### WHAT THIS TASK INVOLVES
In the material below, find each line that contains the word "Mercado" and copy it.

### ENTRIES SUPPLIED
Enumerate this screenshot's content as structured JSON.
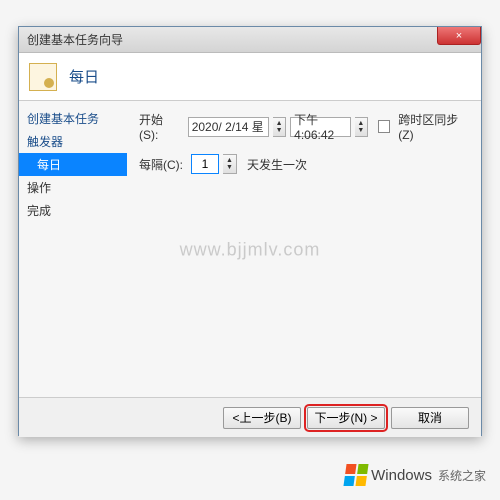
{
  "window": {
    "title": "创建基本任务向导",
    "close": "×"
  },
  "header": {
    "title": "每日"
  },
  "sidebar": {
    "items": [
      {
        "label": "创建基本任务",
        "indent": false,
        "selected": false
      },
      {
        "label": "触发器",
        "indent": false,
        "selected": false
      },
      {
        "label": "每日",
        "indent": true,
        "selected": true
      },
      {
        "label": "操作",
        "indent": false,
        "selected": false
      },
      {
        "label": "完成",
        "indent": false,
        "selected": false
      }
    ]
  },
  "content": {
    "start_label": "开始(S):",
    "date_value": "2020/ 2/14 星",
    "time_value": "下午  4:06:42",
    "sync_label": "跨时区同步(Z)",
    "interval_label": "每隔(C):",
    "interval_value": "1",
    "interval_suffix": "天发生一次"
  },
  "footer": {
    "back": "<上一步(B)",
    "next": "下一步(N) >",
    "cancel": "取消"
  },
  "watermark": "www.bjjmlv.com",
  "brand": {
    "name": "Windows",
    "sub": "系统之家"
  }
}
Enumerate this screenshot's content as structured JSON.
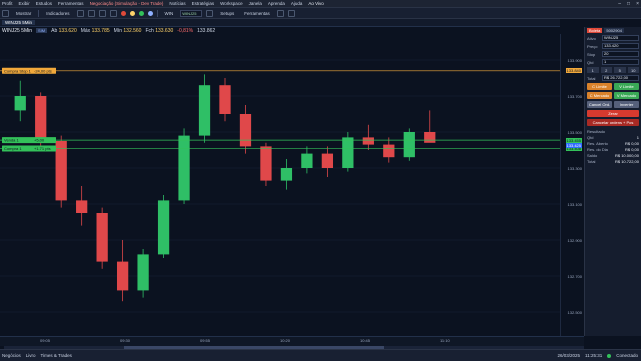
{
  "menubar": {
    "items": [
      "Profit",
      "Exibir",
      "Estudos",
      "Ferramentas",
      "Negociação (Simulação - Dev Trade)",
      "Notícias",
      "Estratégias",
      "Workspace",
      "Janela",
      "Aprenda",
      "Ajuda"
    ],
    "hint": "Ao Vivo"
  },
  "toolbar": {
    "buttons": [
      "Mostrar",
      "Indicadores",
      "WIN",
      "Setups",
      "Ferramentas"
    ],
    "field": "WINJ25",
    "swatches": [
      "#e04a3a",
      "#ffd36b",
      "#33c15a",
      "#8fb0ff"
    ]
  },
  "tabstrip": {
    "tabs": [
      "WINJ25 5Min"
    ]
  },
  "chart_header": {
    "symbol": "WINJ25 5Min",
    "tag": "SIM",
    "ab_label": "Ab",
    "ab": "133.620",
    "max_label": "Máx",
    "max": "133.785",
    "min_label": "Mín",
    "min": "132.560",
    "fch_label": "Fch",
    "fch": "133.630",
    "var": "-0,81%",
    "delta": "133.862"
  },
  "lines": {
    "stop": {
      "label": "Compra Stop 1",
      "price": "133.840",
      "pnl": "-24,00 pts",
      "color": "#f2a93b"
    },
    "venda": {
      "label": "Venda 1",
      "price": "133.455",
      "pnl": "+5,00",
      "color": "#33c15a"
    },
    "compra": {
      "label": "Compra 1",
      "price": "133.408",
      "pnl": "+1.71 pts",
      "color": "#33c15a"
    },
    "last_price": "133.425"
  },
  "order_panel": {
    "tab": "Boleta",
    "account": "5002904",
    "fields": [
      {
        "label": "Ativo",
        "value": "WINJ25"
      },
      {
        "label": "Preço",
        "value": "133.420"
      },
      {
        "label": "Stop",
        "value": "20"
      },
      {
        "label": "Qtd",
        "value": "1"
      }
    ],
    "qty_buttons": [
      "1",
      "2",
      "5",
      "10"
    ],
    "total_label": "Total",
    "total": "R$ 26.722,00",
    "buttons": {
      "c_limite": "C Limite",
      "v_limite": "V Limite",
      "c_mercado": "C Mercado",
      "v_mercado": "V Mercado",
      "cancel": "Cancel Ord.",
      "inverter": "Inverter",
      "zerar": "Zerar",
      "cancelar_todas": "Cancelar ordens + Pos"
    },
    "result_label": "Resultado",
    "rows": [
      {
        "label": "Qtd",
        "value": "1"
      },
      {
        "label": "Res. Aberto",
        "value": "R$ 0,00"
      },
      {
        "label": "Res. do Dia",
        "value": "R$ 0,00"
      },
      {
        "label": "Saldo",
        "value": "R$ 10.000,00"
      },
      {
        "label": "Total",
        "value": "R$ 10.722,00"
      }
    ]
  },
  "statusbar": {
    "items": [
      "Negócios",
      "Livro",
      "Times & Trades"
    ],
    "date": "26/03/2025",
    "time": "11:25:31",
    "status": "Conectado"
  },
  "price_ticks": [
    "133.900",
    "133.700",
    "133.500",
    "133.300",
    "133.100",
    "132.900",
    "132.700",
    "132.500"
  ],
  "time_ticks": [
    "09:05",
    "09:30",
    "09:55",
    "10:20",
    "10:45",
    "11:10"
  ],
  "chart_data": {
    "type": "candlestick",
    "title": "WINJ25 5Min",
    "y_range": [
      132400,
      134000
    ],
    "candles": [
      {
        "t": "09:00",
        "o": 133620,
        "h": 133785,
        "l": 133560,
        "c": 133700
      },
      {
        "t": "09:05",
        "o": 133700,
        "h": 133720,
        "l": 133420,
        "c": 133450
      },
      {
        "t": "09:10",
        "o": 133450,
        "h": 133480,
        "l": 133080,
        "c": 133120
      },
      {
        "t": "09:15",
        "o": 133120,
        "h": 133200,
        "l": 132980,
        "c": 133050
      },
      {
        "t": "09:20",
        "o": 133050,
        "h": 133080,
        "l": 132740,
        "c": 132780
      },
      {
        "t": "09:25",
        "o": 132780,
        "h": 132900,
        "l": 132560,
        "c": 132620
      },
      {
        "t": "09:30",
        "o": 132620,
        "h": 132850,
        "l": 132580,
        "c": 132820
      },
      {
        "t": "09:35",
        "o": 132820,
        "h": 133150,
        "l": 132800,
        "c": 133120
      },
      {
        "t": "09:40",
        "o": 133120,
        "h": 133520,
        "l": 133100,
        "c": 133480
      },
      {
        "t": "09:45",
        "o": 133480,
        "h": 133820,
        "l": 133440,
        "c": 133760
      },
      {
        "t": "09:50",
        "o": 133760,
        "h": 133800,
        "l": 133560,
        "c": 133600
      },
      {
        "t": "09:55",
        "o": 133600,
        "h": 133650,
        "l": 133380,
        "c": 133420
      },
      {
        "t": "10:00",
        "o": 133420,
        "h": 133440,
        "l": 133200,
        "c": 133230
      },
      {
        "t": "10:05",
        "o": 133230,
        "h": 133350,
        "l": 133180,
        "c": 133300
      },
      {
        "t": "10:10",
        "o": 133300,
        "h": 133420,
        "l": 133270,
        "c": 133380
      },
      {
        "t": "10:15",
        "o": 133380,
        "h": 133420,
        "l": 133250,
        "c": 133300
      },
      {
        "t": "10:20",
        "o": 133300,
        "h": 133500,
        "l": 133280,
        "c": 133470
      },
      {
        "t": "10:25",
        "o": 133470,
        "h": 133540,
        "l": 133400,
        "c": 133430
      },
      {
        "t": "10:30",
        "o": 133430,
        "h": 133470,
        "l": 133330,
        "c": 133360
      },
      {
        "t": "10:35",
        "o": 133360,
        "h": 133520,
        "l": 133340,
        "c": 133500
      },
      {
        "t": "10:40",
        "o": 133500,
        "h": 133620,
        "l": 133470,
        "c": 133440
      }
    ]
  }
}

### TASK SOLUTION
      "c_mercado": "C Mercado",
      "v_mercado": "V Mercado",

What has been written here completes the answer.